● **THE PROBLEM**
All of the data should be output character for character, except the pictures.

──────── EXCERPTED RECORDS ────────

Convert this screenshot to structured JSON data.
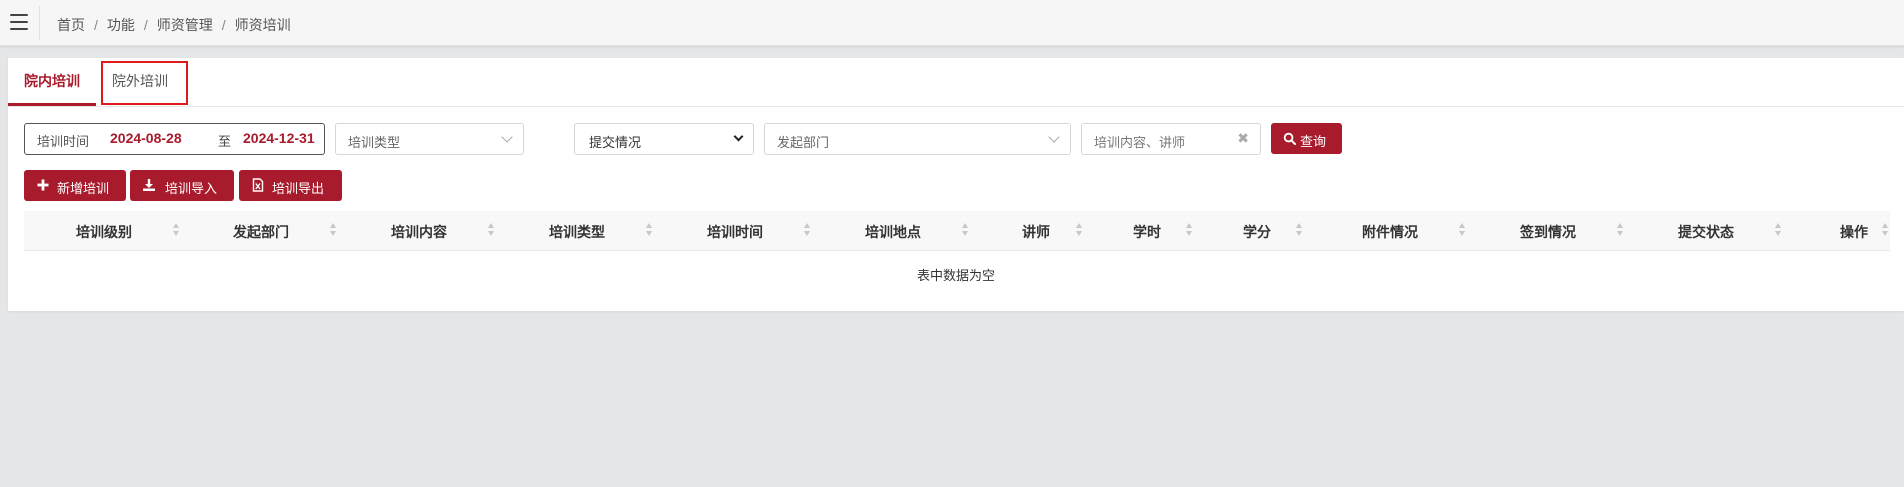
{
  "breadcrumb": [
    "首页",
    "功能",
    "师资管理",
    "师资培训"
  ],
  "tabs": [
    {
      "label": "院内培训",
      "active": true
    },
    {
      "label": "院外培训",
      "active": false
    }
  ],
  "filters": {
    "date_label": "培训时间",
    "date_start": "2024-08-28",
    "date_to": "至",
    "date_end": "2024-12-31",
    "training_type_placeholder": "培训类型",
    "submit_status_value": "提交情况",
    "department_placeholder": "发起部门",
    "keyword_placeholder": "培训内容、讲师",
    "search_label": "查询"
  },
  "actions": {
    "add_label": "新增培训",
    "import_label": "培训导入",
    "export_label": "培训导出"
  },
  "table": {
    "columns": [
      "培训级别",
      "发起部门",
      "培训内容",
      "培训类型",
      "培训时间",
      "培训地点",
      "讲师",
      "学时",
      "学分",
      "附件情况",
      "签到情况",
      "提交状态",
      "操作"
    ],
    "rows": [],
    "empty_text": "表中数据为空"
  },
  "colors": {
    "accent": "#a81b2c",
    "highlight": "#e0191d",
    "background": "#e5e6e8"
  },
  "icons": [
    "menu-icon",
    "plus-icon",
    "download-icon",
    "excel-file-icon",
    "search-icon",
    "close-icon",
    "chevron-down-icon",
    "sort-icon"
  ]
}
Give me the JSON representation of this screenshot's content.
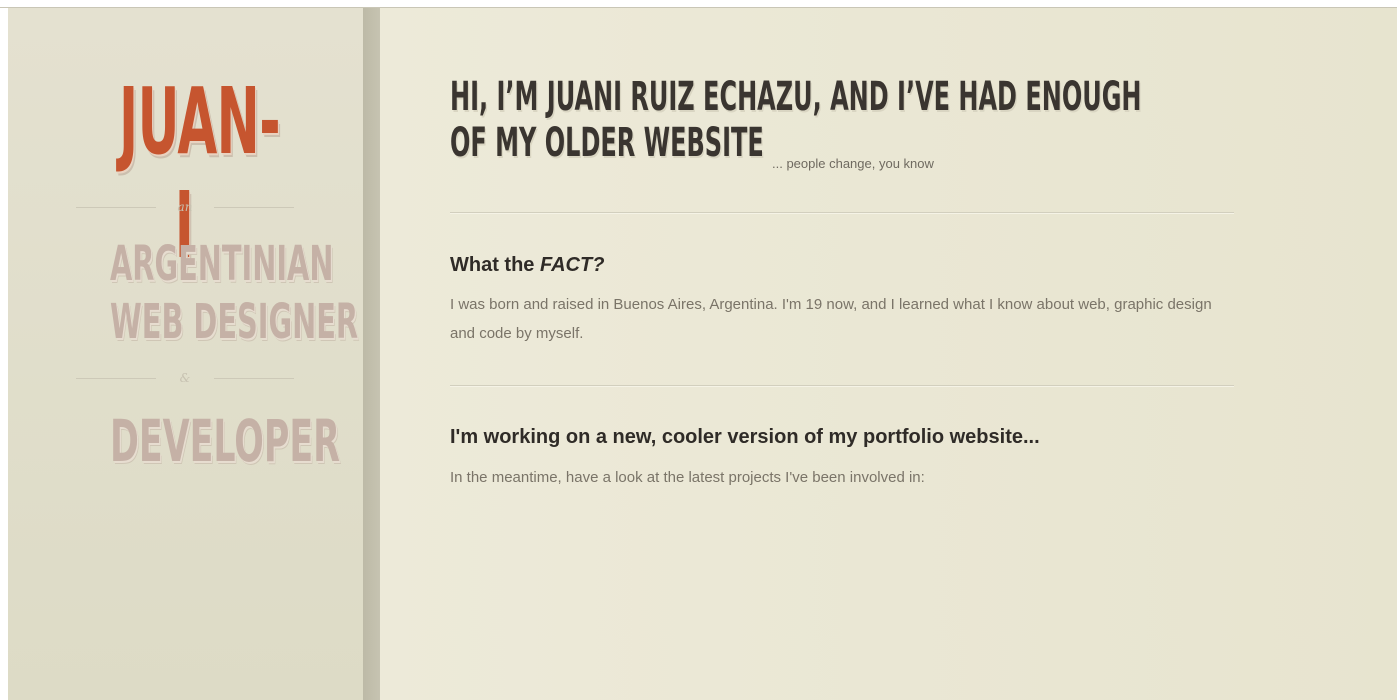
{
  "sidebar": {
    "logo": "JUAN-I",
    "divider_1": "an",
    "role_line_1": "ARGENTINIAN",
    "role_line_2": "WEB DESIGNER",
    "divider_2": "&",
    "role_line_3": "DEVELOPER"
  },
  "main": {
    "headline_line_1": "HI, I’M JUANI RUIZ ECHAZU, AND I’VE HAD ENOUGH",
    "headline_line_2": "OF MY OLDER WEBSITE",
    "tagline": "... people change, you know",
    "sections": [
      {
        "title_prefix": "What the ",
        "title_emphasis": "FACT?",
        "body": "I was born and raised in Buenos Aires, Argentina. I'm 19 now, and I learned what I know about web, graphic design and code by myself."
      },
      {
        "title": "I'm working on a new, cooler version of my portfolio website...",
        "body": "In the meantime, have a look at the latest projects I've been involved in:"
      }
    ]
  },
  "colors": {
    "accent": "#c6552f",
    "role_text": "#c5b1a6",
    "heading_text": "#3a3530",
    "body_text": "#7a7468",
    "background": "#e9e6d2"
  }
}
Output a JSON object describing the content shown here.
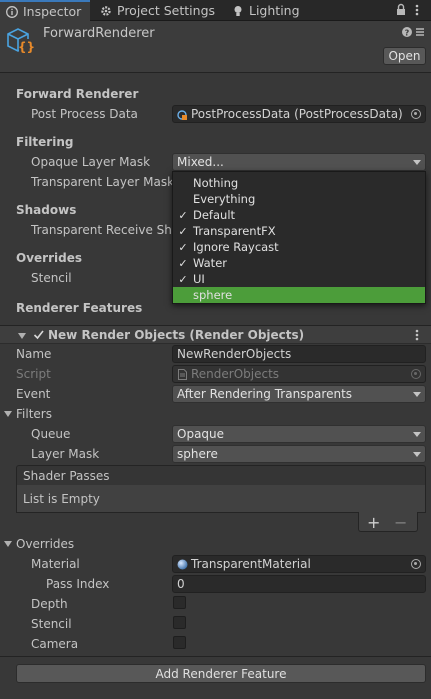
{
  "tabs": [
    {
      "label": "Inspector",
      "icon": "info-icon",
      "active": true
    },
    {
      "label": "Project Settings",
      "icon": "gear-icon",
      "active": false
    },
    {
      "label": "Lighting",
      "icon": "bulb-icon",
      "active": false
    }
  ],
  "header": {
    "title": "ForwardRenderer",
    "open_label": "Open"
  },
  "forward_renderer": {
    "section": "Forward Renderer",
    "post_process_label": "Post Process Data",
    "post_process_value": "PostProcessData (PostProcessData)",
    "filtering_label": "Filtering",
    "opaque_label": "Opaque Layer Mask",
    "opaque_value": "Mixed...",
    "transparent_label": "Transparent Layer Mask",
    "shadows_label": "Shadows",
    "transparent_receive_label": "Transparent Receive Sha",
    "overrides_label": "Overrides",
    "stencil_label": "Stencil",
    "renderer_features_label": "Renderer Features"
  },
  "layer_popup": {
    "items": [
      {
        "label": "Nothing",
        "checked": false,
        "selected": false
      },
      {
        "label": "Everything",
        "checked": false,
        "selected": false
      },
      {
        "label": "Default",
        "checked": true,
        "selected": false
      },
      {
        "label": "TransparentFX",
        "checked": true,
        "selected": false
      },
      {
        "label": "Ignore Raycast",
        "checked": true,
        "selected": false
      },
      {
        "label": "Water",
        "checked": true,
        "selected": false
      },
      {
        "label": "UI",
        "checked": true,
        "selected": false
      },
      {
        "label": "sphere",
        "checked": false,
        "selected": true
      }
    ],
    "check_glyph": "✓"
  },
  "feature": {
    "title": "New Render Objects (Render Objects)",
    "enabled": true,
    "name_label": "Name",
    "name_value": "NewRenderObjects",
    "script_label": "Script",
    "script_value": "RenderObjects",
    "event_label": "Event",
    "event_value": "After Rendering Transparents",
    "filters_label": "Filters",
    "queue_label": "Queue",
    "queue_value": "Opaque",
    "layer_mask_label": "Layer Mask",
    "layer_mask_value": "sphere",
    "shader_passes_label": "Shader Passes",
    "list_empty_label": "List is Empty",
    "plus": "+",
    "minus": "−",
    "overrides_label": "Overrides",
    "material_label": "Material",
    "material_value": "TransparentMaterial",
    "pass_index_label": "Pass Index",
    "pass_index_value": "0",
    "depth_label": "Depth",
    "stencil_label": "Stencil",
    "camera_label": "Camera"
  },
  "add_feature_label": "Add Renderer Feature",
  "colors": {
    "accent_blue": "#3a79bb",
    "selected_green": "#4c9d3a",
    "asset_orange": "#e88a2a"
  }
}
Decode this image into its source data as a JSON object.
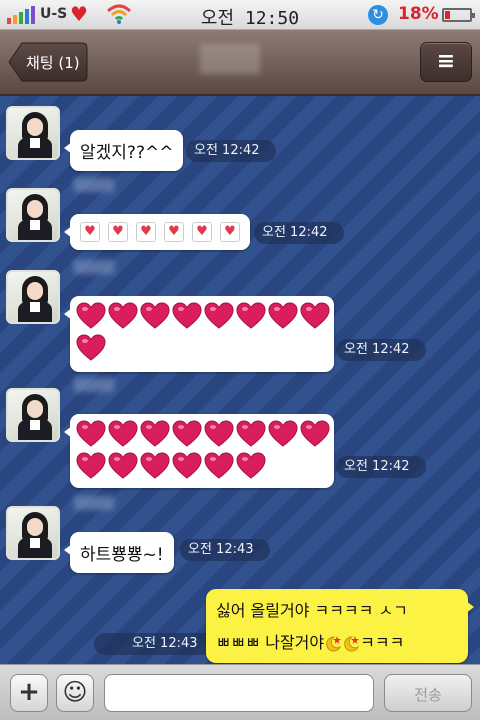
{
  "status_bar": {
    "carrier": "U-S",
    "time": "오전 12:50",
    "battery": "18%"
  },
  "nav": {
    "back_label": "채팅 (1)",
    "title": ""
  },
  "messages": [
    {
      "type": "text",
      "text": "알겠지??^^",
      "time": "오전 12:42"
    },
    {
      "type": "small-hearts",
      "count": 6,
      "time": "오전 12:42"
    },
    {
      "type": "big-hearts",
      "count": 9,
      "time": "오전 12:42"
    },
    {
      "type": "big-hearts",
      "count": 14,
      "time": "오전 12:42"
    },
    {
      "type": "text",
      "text": "하트뿅뿅~!",
      "time": "오전 12:43"
    }
  ],
  "my_message": {
    "line1": "싫어 올릴거야 ㅋㅋㅋㅋ ㅅㄱ",
    "line2_prefix": "ㅃㅃㅃ 나잘거야",
    "line2_suffix": "ㅋㅋㅋ",
    "time": "오전 12:43"
  },
  "input_bar": {
    "placeholder": "",
    "send_label": "전송"
  },
  "colors": {
    "chat_bg": "#31528f",
    "my_bubble": "#fbf244",
    "heart": "#d81f5c"
  }
}
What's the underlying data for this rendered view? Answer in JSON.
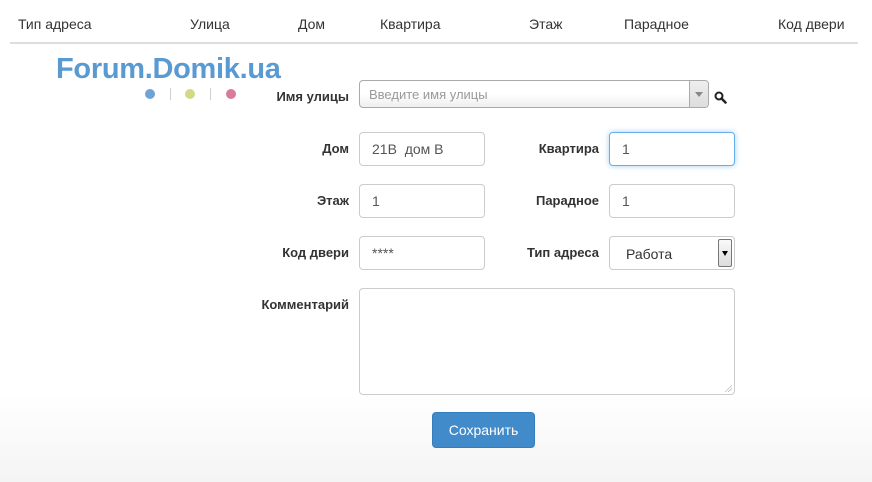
{
  "header": {
    "columns": [
      "Тип адреса",
      "Улица",
      "Дом",
      "Квартира",
      "Этаж",
      "Парадное",
      "Код двери"
    ]
  },
  "logo": {
    "text": "Forum.Domik.ua",
    "color": "#5a9ad3",
    "dot_colors": [
      "#6fa3d8",
      "#d4d98a",
      "#d97b9a"
    ]
  },
  "form": {
    "street": {
      "label": "Имя улицы",
      "placeholder": "Введите имя улицы"
    },
    "house": {
      "label": "Дом",
      "value": "21В  дом В"
    },
    "apartment": {
      "label": "Квартира",
      "value": "1"
    },
    "floor": {
      "label": "Этаж",
      "value": "1"
    },
    "entrance": {
      "label": "Парадное",
      "value": "1"
    },
    "door_code": {
      "label": "Код двери",
      "value": "****"
    },
    "address_type": {
      "label": "Тип адреса",
      "selected": "Работа"
    },
    "comment": {
      "label": "Комментарий",
      "value": ""
    },
    "save_label": "Сохранить"
  },
  "colors": {
    "primary_button": "#428bca",
    "focus_border": "#66afe9"
  }
}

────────

● **ANSWER SPACE**
Convert this screenshot to structured JSON data.
{
  "breadcrumb": [
    "首页",
    "功能",
    "师资管理",
    "师资培训"
  ],
  "tabs": [
    {
      "label": "院内培训",
      "active": true
    },
    {
      "label": "院外培训",
      "active": false
    }
  ],
  "filters": {
    "date_label": "培训时间",
    "date_start": "2024-08-28",
    "date_to": "至",
    "date_end": "2024-12-31",
    "training_type_placeholder": "培训类型",
    "submit_status_value": "提交情况",
    "department_placeholder": "发起部门",
    "keyword_placeholder": "培训内容、讲师",
    "search_label": "查询"
  },
  "actions": {
    "add_label": "新增培训",
    "import_label": "培训导入",
    "export_label": "培训导出"
  },
  "table": {
    "columns": [
      "培训级别",
      "发起部门",
      "培训内容",
      "培训类型",
      "培训时间",
      "培训地点",
      "讲师",
      "学时",
      "学分",
      "附件情况",
      "签到情况",
      "提交状态",
      "操作"
    ],
    "rows": [],
    "empty_text": "表中数据为空"
  },
  "colors": {
    "accent": "#a81b2c",
    "highlight": "#e0191d",
    "background": "#e5e6e8"
  },
  "icons": [
    "menu-icon",
    "plus-icon",
    "download-icon",
    "excel-file-icon",
    "search-icon",
    "close-icon",
    "chevron-down-icon",
    "sort-icon"
  ]
}
Give me the JSON representation of this screenshot's content.
{
  "sidebar": {
    "logo": "JUAN-I",
    "divider_1": "an",
    "role_line_1": "ARGENTINIAN",
    "role_line_2": "WEB DESIGNER",
    "divider_2": "&",
    "role_line_3": "DEVELOPER"
  },
  "main": {
    "headline_line_1": "HI, I’M JUANI RUIZ ECHAZU, AND I’VE HAD ENOUGH",
    "headline_line_2": "OF MY OLDER WEBSITE",
    "tagline": "... people change, you know",
    "sections": [
      {
        "title_prefix": "What the ",
        "title_emphasis": "FACT?",
        "body": "I was born and raised in Buenos Aires, Argentina. I'm 19 now, and I learned what I know about web, graphic design and code by myself."
      },
      {
        "title": "I'm working on a new, cooler version of my portfolio website...",
        "body": "In the meantime, have a look at the latest projects I've been involved in:"
      }
    ]
  },
  "colors": {
    "accent": "#c6552f",
    "role_text": "#c5b1a6",
    "heading_text": "#3a3530",
    "body_text": "#7a7468",
    "background": "#e9e6d2"
  }
}
Output a JSON object describing the content shown here.
{
  "tabs": [
    {
      "label": "Inspector",
      "icon": "info-icon",
      "active": true
    },
    {
      "label": "Project Settings",
      "icon": "gear-icon",
      "active": false
    },
    {
      "label": "Lighting",
      "icon": "bulb-icon",
      "active": false
    }
  ],
  "header": {
    "title": "ForwardRenderer",
    "open_label": "Open"
  },
  "forward_renderer": {
    "section": "Forward Renderer",
    "post_process_label": "Post Process Data",
    "post_process_value": "PostProcessData (PostProcessData)",
    "filtering_label": "Filtering",
    "opaque_label": "Opaque Layer Mask",
    "opaque_value": "Mixed...",
    "transparent_label": "Transparent Layer Mask",
    "shadows_label": "Shadows",
    "transparent_receive_label": "Transparent Receive Sha",
    "overrides_label": "Overrides",
    "stencil_label": "Stencil",
    "renderer_features_label": "Renderer Features"
  },
  "layer_popup": {
    "items": [
      {
        "label": "Nothing",
        "checked": false,
        "selected": false
      },
      {
        "label": "Everything",
        "checked": false,
        "selected": false
      },
      {
        "label": "Default",
        "checked": true,
        "selected": false
      },
      {
        "label": "TransparentFX",
        "checked": true,
        "selected": false
      },
      {
        "label": "Ignore Raycast",
        "checked": true,
        "selected": false
      },
      {
        "label": "Water",
        "checked": true,
        "selected": false
      },
      {
        "label": "UI",
        "checked": true,
        "selected": false
      },
      {
        "label": "sphere",
        "checked": false,
        "selected": true
      }
    ],
    "check_glyph": "✓"
  },
  "feature": {
    "title": "New Render Objects (Render Objects)",
    "enabled": true,
    "name_label": "Name",
    "name_value": "NewRenderObjects",
    "script_label": "Script",
    "script_value": "RenderObjects",
    "event_label": "Event",
    "event_value": "After Rendering Transparents",
    "filters_label": "Filters",
    "queue_label": "Queue",
    "queue_value": "Opaque",
    "layer_mask_label": "Layer Mask",
    "layer_mask_value": "sphere",
    "shader_passes_label": "Shader Passes",
    "list_empty_label": "List is Empty",
    "plus": "+",
    "minus": "−",
    "overrides_label": "Overrides",
    "material_label": "Material",
    "material_value": "TransparentMaterial",
    "pass_index_label": "Pass Index",
    "pass_index_value": "0",
    "depth_label": "Depth",
    "stencil_label": "Stencil",
    "camera_label": "Camera"
  },
  "add_feature_label": "Add Renderer Feature",
  "colors": {
    "accent_blue": "#3a79bb",
    "selected_green": "#4c9d3a",
    "asset_orange": "#e88a2a"
  }
}
Decode this image into its source data as a JSON object.
{
  "status_bar": {
    "carrier": "U-S",
    "time": "오전 12:50",
    "battery": "18%"
  },
  "nav": {
    "back_label": "채팅 (1)",
    "title": ""
  },
  "messages": [
    {
      "type": "text",
      "text": "알겠지??^^",
      "time": "오전 12:42"
    },
    {
      "type": "small-hearts",
      "count": 6,
      "time": "오전 12:42"
    },
    {
      "type": "big-hearts",
      "count": 9,
      "time": "오전 12:42"
    },
    {
      "type": "big-hearts",
      "count": 14,
      "time": "오전 12:42"
    },
    {
      "type": "text",
      "text": "하트뿅뿅~!",
      "time": "오전 12:43"
    }
  ],
  "my_message": {
    "line1": "싫어 올릴거야 ㅋㅋㅋㅋ ㅅㄱ",
    "line2_prefix": "ㅃㅃㅃ 나잘거야",
    "line2_suffix": "ㅋㅋㅋ",
    "time": "오전 12:43"
  },
  "input_bar": {
    "placeholder": "",
    "send_label": "전송"
  },
  "colors": {
    "chat_bg": "#31528f",
    "my_bubble": "#fbf244",
    "heart": "#d81f5c"
  }
}
What's the underlying data for this rendered view? Answer in JSON.
{
  "header": {
    "columns": [
      "Тип адреса",
      "Улица",
      "Дом",
      "Квартира",
      "Этаж",
      "Парадное",
      "Код двери"
    ]
  },
  "logo": {
    "text": "Forum.Domik.ua",
    "color": "#5a9ad3",
    "dot_colors": [
      "#6fa3d8",
      "#d4d98a",
      "#d97b9a"
    ]
  },
  "form": {
    "street": {
      "label": "Имя улицы",
      "placeholder": "Введите имя улицы"
    },
    "house": {
      "label": "Дом",
      "value": "21В  дом В"
    },
    "apartment": {
      "label": "Квартира",
      "value": "1"
    },
    "floor": {
      "label": "Этаж",
      "value": "1"
    },
    "entrance": {
      "label": "Парадное",
      "value": "1"
    },
    "door_code": {
      "label": "Код двери",
      "value": "****"
    },
    "address_type": {
      "label": "Тип адреса",
      "selected": "Работа"
    },
    "comment": {
      "label": "Комментарий",
      "value": ""
    },
    "save_label": "Сохранить"
  },
  "colors": {
    "primary_button": "#428bca",
    "focus_border": "#66afe9"
  }
}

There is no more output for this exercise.